The sale or “conveyance” – which includes the transfer of any interest in property a town may have – of town-owned real property (land and anything growing, attached, or erected on it) is governed by state law, specifically 24 V.S.A. § 1061.  

  Under this law, a selectboard has three options with respect to compliance: 

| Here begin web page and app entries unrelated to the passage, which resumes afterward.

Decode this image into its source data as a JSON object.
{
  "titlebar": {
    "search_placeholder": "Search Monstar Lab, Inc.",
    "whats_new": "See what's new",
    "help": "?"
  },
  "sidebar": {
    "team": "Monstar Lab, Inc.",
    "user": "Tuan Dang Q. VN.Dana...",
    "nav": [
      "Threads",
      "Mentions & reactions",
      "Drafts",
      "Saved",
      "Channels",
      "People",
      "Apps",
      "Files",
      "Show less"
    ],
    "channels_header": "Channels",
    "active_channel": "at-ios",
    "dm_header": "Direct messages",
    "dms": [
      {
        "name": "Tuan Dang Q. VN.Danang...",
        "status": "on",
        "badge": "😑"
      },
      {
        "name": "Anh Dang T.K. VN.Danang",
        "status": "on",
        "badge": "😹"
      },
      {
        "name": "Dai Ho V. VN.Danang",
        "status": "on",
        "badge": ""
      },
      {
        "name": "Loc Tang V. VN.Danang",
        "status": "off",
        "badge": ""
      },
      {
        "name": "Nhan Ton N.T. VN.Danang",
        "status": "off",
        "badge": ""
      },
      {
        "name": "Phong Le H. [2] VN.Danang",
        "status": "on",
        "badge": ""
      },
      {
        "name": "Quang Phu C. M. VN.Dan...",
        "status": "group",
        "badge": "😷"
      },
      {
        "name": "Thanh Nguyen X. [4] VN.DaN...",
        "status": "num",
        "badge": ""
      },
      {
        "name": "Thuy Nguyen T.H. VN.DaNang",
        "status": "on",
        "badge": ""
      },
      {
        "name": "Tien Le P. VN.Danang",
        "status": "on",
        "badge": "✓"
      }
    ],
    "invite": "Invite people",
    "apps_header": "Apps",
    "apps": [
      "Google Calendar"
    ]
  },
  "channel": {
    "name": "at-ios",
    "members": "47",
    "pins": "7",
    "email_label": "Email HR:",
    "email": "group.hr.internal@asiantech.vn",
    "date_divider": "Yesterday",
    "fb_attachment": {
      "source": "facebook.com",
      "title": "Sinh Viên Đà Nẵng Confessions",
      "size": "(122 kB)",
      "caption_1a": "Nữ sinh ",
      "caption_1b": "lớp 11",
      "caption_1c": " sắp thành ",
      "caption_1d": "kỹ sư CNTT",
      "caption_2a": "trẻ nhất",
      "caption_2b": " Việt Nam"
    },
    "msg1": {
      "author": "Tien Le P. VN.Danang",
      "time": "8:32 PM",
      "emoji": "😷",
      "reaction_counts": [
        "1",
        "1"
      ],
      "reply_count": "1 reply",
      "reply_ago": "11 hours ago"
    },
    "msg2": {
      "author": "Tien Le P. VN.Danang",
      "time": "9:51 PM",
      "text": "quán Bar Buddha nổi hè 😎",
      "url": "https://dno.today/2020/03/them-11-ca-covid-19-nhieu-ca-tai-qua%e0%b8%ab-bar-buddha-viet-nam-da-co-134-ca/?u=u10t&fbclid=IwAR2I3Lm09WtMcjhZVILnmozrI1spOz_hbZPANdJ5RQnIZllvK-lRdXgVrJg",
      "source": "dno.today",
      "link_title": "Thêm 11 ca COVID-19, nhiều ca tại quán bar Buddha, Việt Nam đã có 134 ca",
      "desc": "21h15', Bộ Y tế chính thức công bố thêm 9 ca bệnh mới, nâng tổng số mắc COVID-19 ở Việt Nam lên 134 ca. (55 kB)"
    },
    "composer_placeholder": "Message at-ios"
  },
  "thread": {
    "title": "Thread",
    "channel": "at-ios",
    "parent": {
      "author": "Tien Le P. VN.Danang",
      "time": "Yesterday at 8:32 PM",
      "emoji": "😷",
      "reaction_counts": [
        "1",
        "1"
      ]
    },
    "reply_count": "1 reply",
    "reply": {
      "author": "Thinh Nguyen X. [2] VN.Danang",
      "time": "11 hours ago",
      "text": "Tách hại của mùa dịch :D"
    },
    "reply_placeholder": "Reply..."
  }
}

  1. The selectboard can come to a tentative agreement with the purchaser or lessee, then publicly announce the terms of the proposed conveyance [these would necessarily include the identity of the purchaser or lessee, the proposed price, the location of the property, and any prominent transactional terms] by posting them in three public places in town (one of which is in or near the clerk’s office) and publishing in a newspaper of general circulation of the town. The notice and publication must be provided at least 30 days prior to the proposed conveyance. If five percent of the legal voters in town sign a petition objecting to the proposed conveyance, then the selectboard must provide for the proposed conveyance to be voted on at a duly warned special or annual town meeting. The result of the vote is binding. 
  2. Alternatively, the selectboard may skip the first step and put the vote directly to the people. If the proposed conveyance is approved at a duly warned special or annual town meeting, then the conveyance can go forward.  
  3. The selectboard can skip both of these steps and convey the property by its own action if  the property in question (1) is directly related to the control, maintenance, construction, relocation, or abandonment of town highways; (2) is directly related to the control, maintenance, operation, improvement, or abandonment of a public water, sewer, or electric system; (3) involves real estate used for housing or urban renewal projects (see chapter 113 of Title 24 of the Vermont Statutes); or (4) involves lease lands pursuant to chapter 65, subchapter 1, of Title 24 of the Vermont Statutes. 

None of these options requires a town to put the property out to bid. If a town holds property in a fiduciary capacity, it must handle it in a responsible manner, keeping the interests of the original owner in mind. Examples of land subject to fiduciary constraints are land that was acquired at tax sale or on which the town holds a mortgage. For these reasons, it is always advisable for a selectboard to consult with its town attorney when conducting any real estate transaction.  

Finally, if a municipal governance charter has other provisions, they will be binding for that town.  

Authored By
Garrett Baxter
Senior Staff Attorney, VLCT Municipal Assistance Center